I remember getting into music at a very early age. My dad had a record player in the sitting room and I used to sneak in while he was at work and listen to his records. The albums that still stick with me from that time are Astral Weeks by Van Morrison and a Joan Armatrading album. I think it was self-titled but had ‘Down to Zero’ and ‘Love and Affection’ on it which are still two of my favourite songs. I would have been around 9 at the time I’d say.
I remember at the age of 12 I discovered a tape by the Cure in my older brother’s room. It was the album Disintegration. It wasn’t long before I was wearing make-up and backcombing my hair with sugar and water. I remember the other kids in my primary school looking at me and thinking I had lost the plot. The youngest Cure Head in Ireland. That year my brother brought me to see the Cure in the Point Theatre and that was me hooked on music forever.
The Head In The Door album by the Cure was my favourite and was great to hear ‘Six Different Ways’ on the IT soundtrack recently. Other albums I clung onto were ‘Nevermind’ by Nirvana and ‘Ten’ by Pearl Jam. I seemed to gravitate to the darker sounds and songs.
Your sound is quite different from other Irish bands. What bands influences you and inspired you to make music?
As you said we are different from other Irish bands. We have never been part of any particular scene or collection of bands which means we have to work a bit harder to get noticed. In saying that we have made some great friends from other bands by being on the festival circuit and we really love the different types of music being created in Ireland at the moment.

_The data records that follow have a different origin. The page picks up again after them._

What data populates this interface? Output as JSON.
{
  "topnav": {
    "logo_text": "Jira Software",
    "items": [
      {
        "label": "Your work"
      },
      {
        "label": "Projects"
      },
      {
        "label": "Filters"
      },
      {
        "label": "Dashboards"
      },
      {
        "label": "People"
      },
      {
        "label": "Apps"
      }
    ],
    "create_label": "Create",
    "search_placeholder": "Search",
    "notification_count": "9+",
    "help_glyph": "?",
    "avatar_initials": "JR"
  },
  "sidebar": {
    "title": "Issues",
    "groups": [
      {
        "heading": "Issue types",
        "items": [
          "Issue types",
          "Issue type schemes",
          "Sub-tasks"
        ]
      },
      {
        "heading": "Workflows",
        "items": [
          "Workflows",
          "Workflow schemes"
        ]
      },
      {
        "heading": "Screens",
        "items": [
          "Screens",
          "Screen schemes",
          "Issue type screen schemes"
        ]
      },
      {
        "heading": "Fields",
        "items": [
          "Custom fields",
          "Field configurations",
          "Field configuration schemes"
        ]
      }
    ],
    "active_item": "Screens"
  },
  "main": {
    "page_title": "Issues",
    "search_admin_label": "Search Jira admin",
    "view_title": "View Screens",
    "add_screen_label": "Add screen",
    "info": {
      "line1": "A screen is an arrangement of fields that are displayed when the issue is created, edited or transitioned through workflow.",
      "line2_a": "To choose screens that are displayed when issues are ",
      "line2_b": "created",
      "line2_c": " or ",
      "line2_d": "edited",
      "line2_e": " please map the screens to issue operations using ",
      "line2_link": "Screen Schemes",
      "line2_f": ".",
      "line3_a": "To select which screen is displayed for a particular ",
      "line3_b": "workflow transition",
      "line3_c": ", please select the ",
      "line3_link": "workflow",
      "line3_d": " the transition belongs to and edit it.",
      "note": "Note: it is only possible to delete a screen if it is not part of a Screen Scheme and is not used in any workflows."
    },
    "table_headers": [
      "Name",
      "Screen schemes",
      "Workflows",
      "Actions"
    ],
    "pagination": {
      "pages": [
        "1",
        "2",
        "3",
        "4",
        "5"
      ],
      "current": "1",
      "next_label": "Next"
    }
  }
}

We are generally inspired by music that wears its heart on its sleeve and by people who are not afraid to lay it all out. LCD Soundsystem don’t hold back and I was blown away by the new album. The song American Dream has got some amazing lines and James Murphy seems to have a way of writing that makes you think he is talking about your own life (for me anyway).
We’ve been lucky this year with great albums. The Nationals new album is really great with Empire Line being my stand out track. I saw them in Vicar Street and they put everything into their music.

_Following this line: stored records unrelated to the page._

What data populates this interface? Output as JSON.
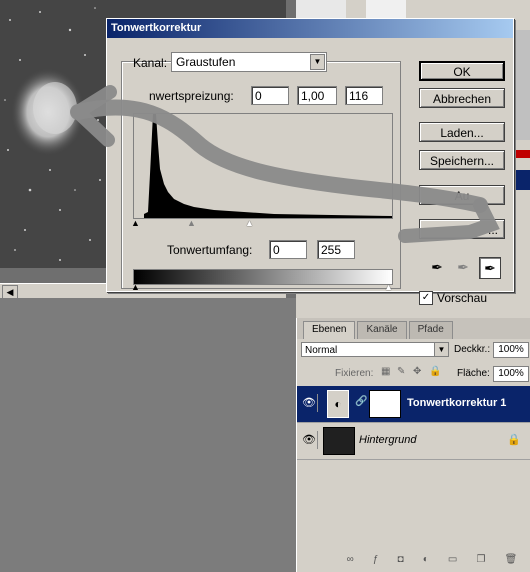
{
  "dialog": {
    "title": "Tonwertkorrektur",
    "channel_label": "Kanal:",
    "channel_value": "Graustufen",
    "input_levels_label": "nwertspreizung:",
    "input_levels": [
      "0",
      "1,00",
      "116"
    ],
    "output_levels_label": "Tonwertumfang:",
    "output_levels": [
      "0",
      "255"
    ],
    "buttons": {
      "ok": "OK",
      "cancel": "Abbrechen",
      "load": "Laden...",
      "save": "Speichern...",
      "auto": "Au",
      "options": "..."
    },
    "preview_label": "Vorschau",
    "preview_checked": true
  },
  "layers_panel": {
    "tabs": [
      "Ebenen",
      "Kanäle",
      "Pfade"
    ],
    "blend_mode": "Normal",
    "opacity_label": "Deckkr.:",
    "opacity_value": "100%",
    "lock_label": "Fixieren:",
    "fill_label": "Fläche:",
    "fill_value": "100%",
    "layers": [
      {
        "name": "Tonwertkorrektur 1",
        "selected": true
      },
      {
        "name": "Hintergrund",
        "selected": false
      }
    ]
  },
  "colors": {
    "titlebar_start": "#0a246a",
    "titlebar_end": "#a6caf0",
    "selected_layer": "#0a246a",
    "annotation_arrow": "#8a8a8a"
  }
}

Sonically I really love The War On Drugs stuff, again another great album out this year.
Anyone who listens to us will know we love Depeche Mode and Massive Attack but we really are inspired by all genres as long as there is heart and honesty we are all over it.
Your debut album is being released next month. This must be a very exciting time for you. Do you think the album is still as relevant today as it was ten years ago?
It is extremely exciting and terrifying at the same time. We have been sitting on it for a while so really can’t wait for people to hear it and see what the world thinks of it. Terrifying because we really want to record the next album, which is nearly written, but if this one doesn’t get much traction we might not have the finances to make it.
You hear that albums are dead now and it’s all about releasing the instant track. That may be the case for bubble gum pop but with real music and proper bands I always want to hear an album. I see each song as a chapter in a book and I’d would be lost without the rest of the book. I think the National and LCD have proven this year that there is still a real desire for the Album. By listening to the other songs it reveals even more about the song before. I also think it’s a test for the songwriter to write 10 or 12 songs that are all different but relate to each other is some way. I would hate to see that disappear as an art form.
The press release says that “Each song is a true story and touches on various aspects of our lives.” Do the lyrics for the songs come from a very personal place?
The lyrics are all true stories and since we started Columbia Mills I have used the lyric writing as a kind of therapy for myself to put a line under experiences, good and bad. The people who know about my personal life could probably listen to the songs and explain what each is about and where it came from. As we are all very close as a band I sometimes use what is happening in the rest of the lad’s lives to inspire the songs and I think it really adds to the collective emotion of the songs when we play them live. A couple of the songs on the first 2 EPs were written from another person’s perspective but without a doubt they were fleshed out by personal experience.
This album all of the songs come from a very personal place.
As someone who is just about to release your first album, what advice would you have for a young band starting off? Any valuable lessons learned?
I would say do not try to impress everyone as this is an impossible task. Try to please yourself and be true to the music you love. Some people will love it, most will hate it so focus on the opinions of the people who like it.
Rehearse as much as possible and take your time before you start doing gigs. Being well rehearsed will bring confidence and muscle memory required when the shit hits the fan on stage. Love what you do and don’t do what you think other people will love.
So finally, what are your albums of the year so far?
As I mentioned before The National, LCD Soundsystem and The War On Drugs.
Ariel Pink’s new album is really cool and the new Slow Dive album sounds great.